They've made several attempts to slide him out of the picture in recent years, but each time Starks re-emerges. He's the Jason Voorhees of Pittsburgh's offensive line. Unkillable.
Starks rehabbed back from a torn anterior cruciate ligament, got re-signed in July, then beat out rookie Mike Adams despite the Steelers' public proclamation that Adams was the franchise's future at left tackle. For the second straight season, he's playing a premium position while earning the league minimum.
Rapoport: Forward thinking
"I never felt unwanted," Starks said, via Ed Bouchette of the Pittsburgh Post-Gazette. "I never looked at it as being unwanted. I realize it's a business, and a lot of people make decisions. You can't affect those decisions, you can either let those decisions confuse you and use it as a crutch to say, 'Oh, they're picking on me, they don't like me, why do they do this and why do they do that?'
"Me, I just said there's an opportunity to get better at something else while I have the opportunity. I think I've constantly proven that. I have a work ethic and I know I have value, if not here then in the league in general. It just so happens, I've played for the same team."
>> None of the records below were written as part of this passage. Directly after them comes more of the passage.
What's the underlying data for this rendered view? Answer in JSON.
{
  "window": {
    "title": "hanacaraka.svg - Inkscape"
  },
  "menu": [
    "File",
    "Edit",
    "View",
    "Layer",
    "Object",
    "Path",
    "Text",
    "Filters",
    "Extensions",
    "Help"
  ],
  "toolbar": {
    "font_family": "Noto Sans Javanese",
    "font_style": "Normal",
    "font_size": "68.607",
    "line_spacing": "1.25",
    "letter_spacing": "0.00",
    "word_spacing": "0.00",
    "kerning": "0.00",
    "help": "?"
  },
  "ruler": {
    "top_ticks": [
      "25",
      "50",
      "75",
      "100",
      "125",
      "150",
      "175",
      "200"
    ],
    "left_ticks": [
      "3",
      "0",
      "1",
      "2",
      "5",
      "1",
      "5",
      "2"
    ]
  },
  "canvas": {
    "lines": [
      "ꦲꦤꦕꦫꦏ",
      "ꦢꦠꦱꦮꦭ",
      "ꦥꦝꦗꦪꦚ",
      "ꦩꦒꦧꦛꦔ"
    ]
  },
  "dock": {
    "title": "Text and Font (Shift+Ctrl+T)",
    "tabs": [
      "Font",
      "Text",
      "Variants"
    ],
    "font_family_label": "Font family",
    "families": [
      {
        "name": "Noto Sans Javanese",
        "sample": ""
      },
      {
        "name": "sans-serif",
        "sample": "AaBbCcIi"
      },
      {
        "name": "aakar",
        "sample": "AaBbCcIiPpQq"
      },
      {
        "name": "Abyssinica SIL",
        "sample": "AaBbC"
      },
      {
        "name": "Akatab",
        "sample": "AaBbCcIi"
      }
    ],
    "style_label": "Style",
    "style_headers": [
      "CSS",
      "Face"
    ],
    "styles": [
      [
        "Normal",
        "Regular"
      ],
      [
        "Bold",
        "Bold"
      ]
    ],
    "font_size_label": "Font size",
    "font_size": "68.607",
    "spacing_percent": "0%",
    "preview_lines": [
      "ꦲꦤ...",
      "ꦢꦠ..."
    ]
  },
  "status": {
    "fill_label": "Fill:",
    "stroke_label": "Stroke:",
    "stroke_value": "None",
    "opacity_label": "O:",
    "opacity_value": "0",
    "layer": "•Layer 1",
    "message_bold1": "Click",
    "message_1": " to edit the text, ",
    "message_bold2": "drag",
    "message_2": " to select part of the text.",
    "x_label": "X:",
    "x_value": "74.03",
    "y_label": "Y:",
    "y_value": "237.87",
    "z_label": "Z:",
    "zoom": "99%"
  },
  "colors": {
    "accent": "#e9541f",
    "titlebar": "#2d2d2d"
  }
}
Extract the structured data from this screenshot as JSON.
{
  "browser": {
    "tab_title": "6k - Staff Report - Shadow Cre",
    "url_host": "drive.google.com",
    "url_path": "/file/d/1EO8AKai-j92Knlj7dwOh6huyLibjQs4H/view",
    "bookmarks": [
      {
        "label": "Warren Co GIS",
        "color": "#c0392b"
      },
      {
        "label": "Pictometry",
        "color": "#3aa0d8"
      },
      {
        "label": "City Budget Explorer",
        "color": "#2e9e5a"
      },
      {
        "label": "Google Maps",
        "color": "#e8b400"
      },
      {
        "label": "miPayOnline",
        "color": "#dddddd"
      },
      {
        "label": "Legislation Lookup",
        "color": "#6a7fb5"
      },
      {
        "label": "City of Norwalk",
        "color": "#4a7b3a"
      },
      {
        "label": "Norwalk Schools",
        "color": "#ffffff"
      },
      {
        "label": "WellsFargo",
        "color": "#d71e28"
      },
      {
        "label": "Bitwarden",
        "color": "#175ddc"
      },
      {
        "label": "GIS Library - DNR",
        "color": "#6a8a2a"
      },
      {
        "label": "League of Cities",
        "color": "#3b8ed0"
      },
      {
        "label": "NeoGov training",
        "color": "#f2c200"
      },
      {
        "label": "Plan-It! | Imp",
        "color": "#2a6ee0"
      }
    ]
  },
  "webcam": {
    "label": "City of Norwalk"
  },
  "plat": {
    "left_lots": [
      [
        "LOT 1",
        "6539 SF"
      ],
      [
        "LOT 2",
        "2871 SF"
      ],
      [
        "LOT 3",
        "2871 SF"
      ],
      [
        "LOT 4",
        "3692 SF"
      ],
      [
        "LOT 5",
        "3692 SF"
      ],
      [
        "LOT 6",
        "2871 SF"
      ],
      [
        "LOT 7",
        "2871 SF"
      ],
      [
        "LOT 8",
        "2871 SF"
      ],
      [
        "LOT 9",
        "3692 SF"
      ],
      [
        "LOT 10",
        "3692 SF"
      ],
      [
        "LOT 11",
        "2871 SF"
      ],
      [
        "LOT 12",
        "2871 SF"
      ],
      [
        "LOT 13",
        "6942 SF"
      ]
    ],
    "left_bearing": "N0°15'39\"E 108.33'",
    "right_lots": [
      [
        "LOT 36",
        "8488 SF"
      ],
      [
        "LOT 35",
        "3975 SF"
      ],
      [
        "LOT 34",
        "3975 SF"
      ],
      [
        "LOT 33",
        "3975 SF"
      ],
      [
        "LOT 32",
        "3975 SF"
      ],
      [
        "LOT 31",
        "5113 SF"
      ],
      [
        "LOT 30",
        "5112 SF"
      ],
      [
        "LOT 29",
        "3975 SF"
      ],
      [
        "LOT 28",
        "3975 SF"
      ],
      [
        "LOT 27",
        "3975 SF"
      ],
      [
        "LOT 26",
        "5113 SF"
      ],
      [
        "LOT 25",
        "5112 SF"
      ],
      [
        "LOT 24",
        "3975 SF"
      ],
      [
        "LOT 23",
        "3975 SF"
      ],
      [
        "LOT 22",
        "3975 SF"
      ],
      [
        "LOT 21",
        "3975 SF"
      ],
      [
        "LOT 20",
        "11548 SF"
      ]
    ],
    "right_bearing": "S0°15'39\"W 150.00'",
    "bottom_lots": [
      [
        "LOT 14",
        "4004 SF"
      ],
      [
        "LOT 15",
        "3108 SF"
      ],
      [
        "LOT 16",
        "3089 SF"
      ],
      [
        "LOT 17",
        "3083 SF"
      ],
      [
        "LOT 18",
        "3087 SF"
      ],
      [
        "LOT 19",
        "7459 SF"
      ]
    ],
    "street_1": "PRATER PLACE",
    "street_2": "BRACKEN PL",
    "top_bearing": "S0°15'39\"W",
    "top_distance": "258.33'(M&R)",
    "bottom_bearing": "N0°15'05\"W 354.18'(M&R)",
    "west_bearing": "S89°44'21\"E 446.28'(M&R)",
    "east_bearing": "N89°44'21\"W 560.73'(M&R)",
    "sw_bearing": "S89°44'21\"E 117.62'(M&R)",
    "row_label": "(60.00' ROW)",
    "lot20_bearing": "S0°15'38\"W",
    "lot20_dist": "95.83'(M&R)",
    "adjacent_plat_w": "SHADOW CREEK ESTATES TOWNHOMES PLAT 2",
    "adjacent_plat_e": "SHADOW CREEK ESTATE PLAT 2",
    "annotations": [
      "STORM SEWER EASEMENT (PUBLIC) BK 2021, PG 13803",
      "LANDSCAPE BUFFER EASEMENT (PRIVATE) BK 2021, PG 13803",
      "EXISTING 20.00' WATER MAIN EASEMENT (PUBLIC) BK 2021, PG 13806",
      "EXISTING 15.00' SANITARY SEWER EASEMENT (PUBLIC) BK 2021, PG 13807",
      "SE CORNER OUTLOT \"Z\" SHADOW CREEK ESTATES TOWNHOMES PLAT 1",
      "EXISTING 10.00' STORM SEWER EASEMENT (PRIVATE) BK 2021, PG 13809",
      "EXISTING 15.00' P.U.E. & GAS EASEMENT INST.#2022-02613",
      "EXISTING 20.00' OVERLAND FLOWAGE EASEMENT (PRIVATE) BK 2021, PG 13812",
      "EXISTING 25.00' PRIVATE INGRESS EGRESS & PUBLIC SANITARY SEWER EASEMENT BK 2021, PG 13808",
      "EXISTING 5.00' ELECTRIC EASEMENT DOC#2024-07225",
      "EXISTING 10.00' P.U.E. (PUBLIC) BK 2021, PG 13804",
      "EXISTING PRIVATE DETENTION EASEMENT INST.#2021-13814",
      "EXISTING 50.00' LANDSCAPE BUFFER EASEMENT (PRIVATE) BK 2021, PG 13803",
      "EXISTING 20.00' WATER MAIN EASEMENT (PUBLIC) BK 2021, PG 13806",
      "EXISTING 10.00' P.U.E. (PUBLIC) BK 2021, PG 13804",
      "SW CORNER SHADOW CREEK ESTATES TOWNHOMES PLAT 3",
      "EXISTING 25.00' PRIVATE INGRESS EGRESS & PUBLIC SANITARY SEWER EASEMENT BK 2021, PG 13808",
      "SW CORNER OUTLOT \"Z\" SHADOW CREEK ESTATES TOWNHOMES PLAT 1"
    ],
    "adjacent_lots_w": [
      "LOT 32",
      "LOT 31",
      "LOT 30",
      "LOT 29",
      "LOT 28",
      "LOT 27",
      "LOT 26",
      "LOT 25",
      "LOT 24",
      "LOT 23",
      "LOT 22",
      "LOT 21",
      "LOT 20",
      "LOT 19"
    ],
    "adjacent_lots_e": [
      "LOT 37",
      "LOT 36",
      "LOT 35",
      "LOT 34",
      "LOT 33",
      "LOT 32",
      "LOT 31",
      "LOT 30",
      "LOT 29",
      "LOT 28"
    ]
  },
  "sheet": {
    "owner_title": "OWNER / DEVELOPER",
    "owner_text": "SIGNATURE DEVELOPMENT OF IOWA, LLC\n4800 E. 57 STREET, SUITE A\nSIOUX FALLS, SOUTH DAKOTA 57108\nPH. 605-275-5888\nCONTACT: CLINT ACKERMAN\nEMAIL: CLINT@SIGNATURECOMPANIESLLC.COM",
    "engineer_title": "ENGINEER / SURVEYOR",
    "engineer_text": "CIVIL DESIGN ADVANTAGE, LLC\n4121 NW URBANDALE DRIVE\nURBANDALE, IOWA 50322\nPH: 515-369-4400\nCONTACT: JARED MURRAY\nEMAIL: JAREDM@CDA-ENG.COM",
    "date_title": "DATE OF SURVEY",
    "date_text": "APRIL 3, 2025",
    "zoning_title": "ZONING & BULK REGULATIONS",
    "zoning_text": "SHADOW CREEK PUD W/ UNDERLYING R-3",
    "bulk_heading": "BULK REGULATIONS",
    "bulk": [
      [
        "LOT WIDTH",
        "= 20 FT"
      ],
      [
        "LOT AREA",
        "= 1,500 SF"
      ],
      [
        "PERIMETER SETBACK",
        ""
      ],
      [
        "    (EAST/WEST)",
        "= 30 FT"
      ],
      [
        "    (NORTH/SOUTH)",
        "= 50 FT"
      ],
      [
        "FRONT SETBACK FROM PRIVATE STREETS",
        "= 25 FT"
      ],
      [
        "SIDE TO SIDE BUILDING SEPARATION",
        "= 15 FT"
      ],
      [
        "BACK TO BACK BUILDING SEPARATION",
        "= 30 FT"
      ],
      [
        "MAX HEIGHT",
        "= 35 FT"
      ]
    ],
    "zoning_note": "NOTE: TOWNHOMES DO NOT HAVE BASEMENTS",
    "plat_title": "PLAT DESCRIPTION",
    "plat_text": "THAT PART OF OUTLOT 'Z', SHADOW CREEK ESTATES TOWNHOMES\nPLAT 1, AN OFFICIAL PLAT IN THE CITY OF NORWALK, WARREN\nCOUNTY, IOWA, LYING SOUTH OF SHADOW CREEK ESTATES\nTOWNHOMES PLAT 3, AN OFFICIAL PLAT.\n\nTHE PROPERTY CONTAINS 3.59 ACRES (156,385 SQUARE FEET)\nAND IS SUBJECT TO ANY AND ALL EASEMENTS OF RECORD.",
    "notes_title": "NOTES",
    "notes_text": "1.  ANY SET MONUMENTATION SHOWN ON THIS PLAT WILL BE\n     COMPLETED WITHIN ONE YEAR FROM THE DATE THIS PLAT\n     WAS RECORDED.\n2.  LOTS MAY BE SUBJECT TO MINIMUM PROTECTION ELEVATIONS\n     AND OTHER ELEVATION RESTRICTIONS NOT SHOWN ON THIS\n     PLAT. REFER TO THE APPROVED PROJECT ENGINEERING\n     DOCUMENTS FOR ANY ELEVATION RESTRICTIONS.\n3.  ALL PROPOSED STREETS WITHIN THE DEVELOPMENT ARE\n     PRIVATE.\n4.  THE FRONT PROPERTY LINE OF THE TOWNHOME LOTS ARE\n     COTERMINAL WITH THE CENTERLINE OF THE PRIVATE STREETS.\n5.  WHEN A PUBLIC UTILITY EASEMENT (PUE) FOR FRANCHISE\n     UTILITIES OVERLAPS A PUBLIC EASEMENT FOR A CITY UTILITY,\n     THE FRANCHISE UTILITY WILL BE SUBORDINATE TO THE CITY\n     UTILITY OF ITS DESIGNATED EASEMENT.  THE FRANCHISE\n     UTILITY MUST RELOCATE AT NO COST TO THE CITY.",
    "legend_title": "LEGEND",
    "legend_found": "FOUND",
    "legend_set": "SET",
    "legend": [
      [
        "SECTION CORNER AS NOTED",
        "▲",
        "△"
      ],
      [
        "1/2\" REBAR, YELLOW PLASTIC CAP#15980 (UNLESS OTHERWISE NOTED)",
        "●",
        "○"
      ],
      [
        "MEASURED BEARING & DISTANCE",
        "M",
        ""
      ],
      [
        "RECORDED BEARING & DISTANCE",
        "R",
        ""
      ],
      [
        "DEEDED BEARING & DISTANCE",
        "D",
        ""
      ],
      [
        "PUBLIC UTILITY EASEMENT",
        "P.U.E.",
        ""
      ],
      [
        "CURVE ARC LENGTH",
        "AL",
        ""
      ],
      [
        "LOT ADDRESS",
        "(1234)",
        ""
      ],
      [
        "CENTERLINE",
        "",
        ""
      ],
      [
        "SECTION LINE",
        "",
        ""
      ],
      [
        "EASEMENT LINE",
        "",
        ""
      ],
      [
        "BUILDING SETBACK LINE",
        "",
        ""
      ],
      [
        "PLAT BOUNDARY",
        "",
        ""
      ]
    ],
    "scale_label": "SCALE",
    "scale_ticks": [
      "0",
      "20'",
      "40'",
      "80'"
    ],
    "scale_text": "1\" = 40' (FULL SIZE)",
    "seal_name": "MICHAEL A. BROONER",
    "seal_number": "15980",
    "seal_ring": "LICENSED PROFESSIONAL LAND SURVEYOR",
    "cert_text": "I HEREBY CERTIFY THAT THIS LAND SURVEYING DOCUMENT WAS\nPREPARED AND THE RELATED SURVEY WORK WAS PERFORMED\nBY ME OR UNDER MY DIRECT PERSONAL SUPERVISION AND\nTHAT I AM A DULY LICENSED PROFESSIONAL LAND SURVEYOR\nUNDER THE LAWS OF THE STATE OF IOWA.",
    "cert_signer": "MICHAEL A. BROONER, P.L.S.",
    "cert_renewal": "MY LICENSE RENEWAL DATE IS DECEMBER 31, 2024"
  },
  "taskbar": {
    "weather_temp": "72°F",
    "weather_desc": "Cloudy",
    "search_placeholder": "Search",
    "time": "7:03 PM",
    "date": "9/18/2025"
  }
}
If Pittsburgh wants to keep Ben Roethlisberger healthy, Starks will need to earn every penny of that league minimum.